Interdisciplinary STEM Teaching & Learning Conference
  • Shainaz Landge, Georgia Southern University
  • Diana Sturges, Georgia Southern University
  • Dawn Tysinger, Georgia Southern University
  • Jessica N. Orvis, Georgia Southern University
Session Format
Poster Session (60 minutes)
Holiday Inn
Second Time and Location
Friday, March 6 from 11:35-12:00 p.m. at the Nessmith-Lane Conference Center
Abstract for the conference program
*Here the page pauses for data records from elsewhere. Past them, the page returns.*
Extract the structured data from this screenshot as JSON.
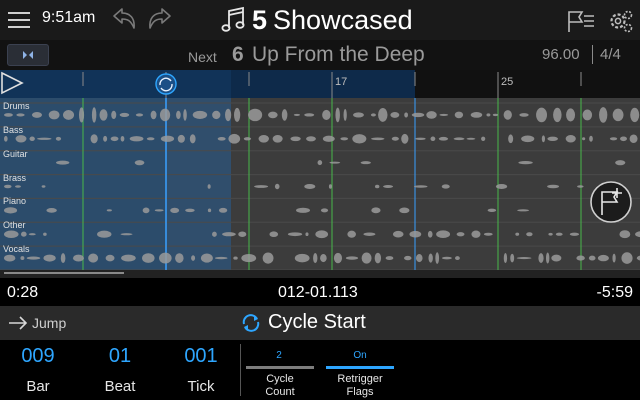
{
  "header": {
    "time": "9:51am",
    "song_number": "5",
    "song_title": "Showcased"
  },
  "next": {
    "label": "Next",
    "song_number": "6",
    "song_title": "Up From the Deep",
    "tempo": "96.00",
    "time_signature": "4/4"
  },
  "ruler": {
    "bars": [
      "17",
      "25"
    ]
  },
  "tracks": [
    {
      "label": "Drums"
    },
    {
      "label": "Bass"
    },
    {
      "label": "Guitar"
    },
    {
      "label": "Brass"
    },
    {
      "label": "Piano"
    },
    {
      "label": "Other"
    },
    {
      "label": "Vocals"
    }
  ],
  "playback": {
    "progress": 0.19
  },
  "position_row": {
    "elapsed": "0:28",
    "position": "012-01.113",
    "remaining": "-5:59"
  },
  "jump_row": {
    "jump_label": "Jump",
    "cycle_title": "Cycle Start"
  },
  "fields": {
    "bar": {
      "value": "009",
      "label": "Bar"
    },
    "beat": {
      "value": "01",
      "label": "Beat"
    },
    "tick": {
      "value": "001",
      "label": "Tick"
    },
    "cycle_count": {
      "value": "2",
      "label_line1": "Cycle",
      "label_line2": "Count"
    },
    "retrigger_flags": {
      "value": "On",
      "label_line1": "Retrigger",
      "label_line2": "Flags"
    }
  },
  "colors": {
    "accent": "#2ea6ff",
    "cycle_region": "#2f4f6f",
    "playhead": "#3aa0ff",
    "beat_marker": "#47b84a"
  }
}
Self Determination Theory (SDT) is a macro-theory of human motivation, emotion, and development that has been applied in diverse areas including education, healthcare, relationships, and more. According to SDT, students have basic psychological needs for 1) autonomy, defined by behaviors that are volitional and self-endorsed; 2) competence, defined as feeling capable of meeting challenges; and 3) relatedness, defined as internalization of practices and values by those with whom they feel connected, such as professors and peer leaders. A greater sense of autonomy is associated with motivation that is more internal than external along the spectrum of intrinsic, identified, introjected, and external motivation. Survey data was collected from general chemistry, organic chemistry, and anatomy/physiology and will be shared. Connections of survey data to classroom practices and use of peer leaders will also be addressed.

Proposal Track
Research Project
Start Date
3-5-2015 7:00 PM
End Date
3-5-2015 9:00 PM
Citation Information
Shainaz Landge, Diana Sturges, Dawn Tysinger, and Jessica N. Orvis, "Application of Self Determination Theory in Motivation Studies of Students in Chemistry and Anatomy/Physiology" (March 5, 2015). Georgia Scholarship of STEM Teaching & Learning Conference. Paper 55.